BEGIN Data shown

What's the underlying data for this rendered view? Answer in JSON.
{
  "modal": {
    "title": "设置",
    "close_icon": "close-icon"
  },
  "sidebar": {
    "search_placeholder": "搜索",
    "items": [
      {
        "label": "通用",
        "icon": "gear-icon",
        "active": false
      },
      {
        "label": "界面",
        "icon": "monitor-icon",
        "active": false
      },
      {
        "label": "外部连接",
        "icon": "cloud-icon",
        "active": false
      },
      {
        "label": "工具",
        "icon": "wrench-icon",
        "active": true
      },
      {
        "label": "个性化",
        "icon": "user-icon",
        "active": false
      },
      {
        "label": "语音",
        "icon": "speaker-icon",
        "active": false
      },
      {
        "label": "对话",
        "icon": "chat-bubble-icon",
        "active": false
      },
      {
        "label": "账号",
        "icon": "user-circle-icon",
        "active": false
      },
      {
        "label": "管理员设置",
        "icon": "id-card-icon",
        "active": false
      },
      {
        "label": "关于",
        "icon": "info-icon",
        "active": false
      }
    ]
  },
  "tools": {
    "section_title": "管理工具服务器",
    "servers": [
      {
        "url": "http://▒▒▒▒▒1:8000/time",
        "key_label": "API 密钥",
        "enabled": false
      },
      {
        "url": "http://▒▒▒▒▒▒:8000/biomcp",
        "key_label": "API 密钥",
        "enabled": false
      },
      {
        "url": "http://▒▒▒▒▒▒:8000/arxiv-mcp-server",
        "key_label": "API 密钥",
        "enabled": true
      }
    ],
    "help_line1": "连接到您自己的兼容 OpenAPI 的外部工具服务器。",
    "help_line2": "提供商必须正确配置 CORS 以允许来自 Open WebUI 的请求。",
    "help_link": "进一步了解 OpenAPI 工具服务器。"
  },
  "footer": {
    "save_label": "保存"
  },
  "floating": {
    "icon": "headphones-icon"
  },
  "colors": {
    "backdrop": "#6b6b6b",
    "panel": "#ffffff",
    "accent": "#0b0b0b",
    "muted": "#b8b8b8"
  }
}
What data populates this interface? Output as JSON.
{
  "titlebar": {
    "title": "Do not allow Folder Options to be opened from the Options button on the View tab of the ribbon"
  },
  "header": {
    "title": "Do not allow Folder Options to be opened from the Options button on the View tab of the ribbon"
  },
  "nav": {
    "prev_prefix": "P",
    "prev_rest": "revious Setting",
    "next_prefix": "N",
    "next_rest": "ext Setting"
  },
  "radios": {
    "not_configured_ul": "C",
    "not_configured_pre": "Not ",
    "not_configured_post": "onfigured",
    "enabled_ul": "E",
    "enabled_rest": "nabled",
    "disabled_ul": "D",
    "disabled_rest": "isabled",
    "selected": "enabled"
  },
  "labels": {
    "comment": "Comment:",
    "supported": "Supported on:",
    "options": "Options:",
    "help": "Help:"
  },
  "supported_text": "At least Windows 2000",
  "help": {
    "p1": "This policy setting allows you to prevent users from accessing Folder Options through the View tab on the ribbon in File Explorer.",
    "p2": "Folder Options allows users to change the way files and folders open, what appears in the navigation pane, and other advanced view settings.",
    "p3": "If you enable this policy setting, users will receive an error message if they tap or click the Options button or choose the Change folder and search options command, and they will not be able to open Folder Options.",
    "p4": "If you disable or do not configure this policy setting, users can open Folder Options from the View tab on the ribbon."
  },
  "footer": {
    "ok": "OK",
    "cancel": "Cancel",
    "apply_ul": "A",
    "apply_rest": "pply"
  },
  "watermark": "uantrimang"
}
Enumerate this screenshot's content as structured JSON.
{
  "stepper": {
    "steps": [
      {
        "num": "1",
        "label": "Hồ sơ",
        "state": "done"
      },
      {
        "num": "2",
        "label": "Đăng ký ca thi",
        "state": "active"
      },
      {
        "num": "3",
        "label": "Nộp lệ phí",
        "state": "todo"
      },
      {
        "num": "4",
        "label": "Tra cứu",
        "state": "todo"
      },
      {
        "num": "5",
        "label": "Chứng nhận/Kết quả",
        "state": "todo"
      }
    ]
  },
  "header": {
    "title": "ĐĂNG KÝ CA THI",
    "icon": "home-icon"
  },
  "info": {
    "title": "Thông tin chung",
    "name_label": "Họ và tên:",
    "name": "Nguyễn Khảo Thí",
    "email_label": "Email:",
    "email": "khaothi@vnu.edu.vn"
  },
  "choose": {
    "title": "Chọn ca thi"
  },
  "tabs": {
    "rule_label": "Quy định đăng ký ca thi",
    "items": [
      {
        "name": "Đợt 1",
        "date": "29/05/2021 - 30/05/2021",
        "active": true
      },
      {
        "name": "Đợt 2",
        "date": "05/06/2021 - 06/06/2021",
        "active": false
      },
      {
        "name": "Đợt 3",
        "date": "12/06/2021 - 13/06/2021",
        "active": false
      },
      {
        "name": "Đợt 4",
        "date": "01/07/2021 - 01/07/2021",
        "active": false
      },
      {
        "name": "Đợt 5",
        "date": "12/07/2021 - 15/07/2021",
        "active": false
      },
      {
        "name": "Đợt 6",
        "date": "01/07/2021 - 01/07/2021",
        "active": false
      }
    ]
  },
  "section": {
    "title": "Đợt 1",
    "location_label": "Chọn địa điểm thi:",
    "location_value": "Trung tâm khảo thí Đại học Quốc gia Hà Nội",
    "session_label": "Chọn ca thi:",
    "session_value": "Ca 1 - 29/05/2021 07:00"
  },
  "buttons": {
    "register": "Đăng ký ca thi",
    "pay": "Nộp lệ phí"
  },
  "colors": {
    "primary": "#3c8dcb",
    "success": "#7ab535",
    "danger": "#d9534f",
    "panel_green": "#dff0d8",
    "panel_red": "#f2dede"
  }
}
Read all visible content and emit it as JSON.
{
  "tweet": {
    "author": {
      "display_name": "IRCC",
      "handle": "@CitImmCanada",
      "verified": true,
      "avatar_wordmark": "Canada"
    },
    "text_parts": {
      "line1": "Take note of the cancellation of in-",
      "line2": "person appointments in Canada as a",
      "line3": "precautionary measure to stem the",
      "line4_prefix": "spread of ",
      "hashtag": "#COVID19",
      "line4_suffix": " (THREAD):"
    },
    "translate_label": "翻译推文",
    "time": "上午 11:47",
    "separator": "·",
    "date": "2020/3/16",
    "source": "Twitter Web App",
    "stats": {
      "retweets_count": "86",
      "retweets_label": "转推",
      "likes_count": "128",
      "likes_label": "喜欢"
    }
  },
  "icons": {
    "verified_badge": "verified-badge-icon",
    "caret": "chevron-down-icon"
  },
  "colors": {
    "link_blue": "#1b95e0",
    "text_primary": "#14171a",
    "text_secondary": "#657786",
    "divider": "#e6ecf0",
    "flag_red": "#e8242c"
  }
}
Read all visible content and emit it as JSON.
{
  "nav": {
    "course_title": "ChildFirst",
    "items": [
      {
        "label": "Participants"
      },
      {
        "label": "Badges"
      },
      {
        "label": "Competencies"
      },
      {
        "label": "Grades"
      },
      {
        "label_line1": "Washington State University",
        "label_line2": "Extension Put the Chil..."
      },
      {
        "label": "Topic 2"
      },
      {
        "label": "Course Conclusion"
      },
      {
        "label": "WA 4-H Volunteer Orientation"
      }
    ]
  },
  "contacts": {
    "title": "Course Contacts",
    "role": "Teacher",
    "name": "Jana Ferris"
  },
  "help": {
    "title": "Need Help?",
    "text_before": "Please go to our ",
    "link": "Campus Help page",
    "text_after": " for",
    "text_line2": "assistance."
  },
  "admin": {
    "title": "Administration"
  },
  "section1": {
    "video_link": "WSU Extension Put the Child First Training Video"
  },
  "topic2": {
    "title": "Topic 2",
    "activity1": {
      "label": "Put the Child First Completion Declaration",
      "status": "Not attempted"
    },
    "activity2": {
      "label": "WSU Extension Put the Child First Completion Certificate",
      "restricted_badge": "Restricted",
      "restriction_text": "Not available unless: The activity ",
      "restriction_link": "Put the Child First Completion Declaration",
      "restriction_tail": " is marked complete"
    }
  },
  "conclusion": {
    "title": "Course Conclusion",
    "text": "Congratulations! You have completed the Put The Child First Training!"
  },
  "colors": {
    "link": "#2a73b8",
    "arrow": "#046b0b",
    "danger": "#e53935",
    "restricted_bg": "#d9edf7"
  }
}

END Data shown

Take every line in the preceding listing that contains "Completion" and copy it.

      "label": "Put the Child First Completion Declaration",
      "label": "WSU Extension Put the Child First Completion Certificate",
      "restriction_link": "Put the Child First Completion Declaration",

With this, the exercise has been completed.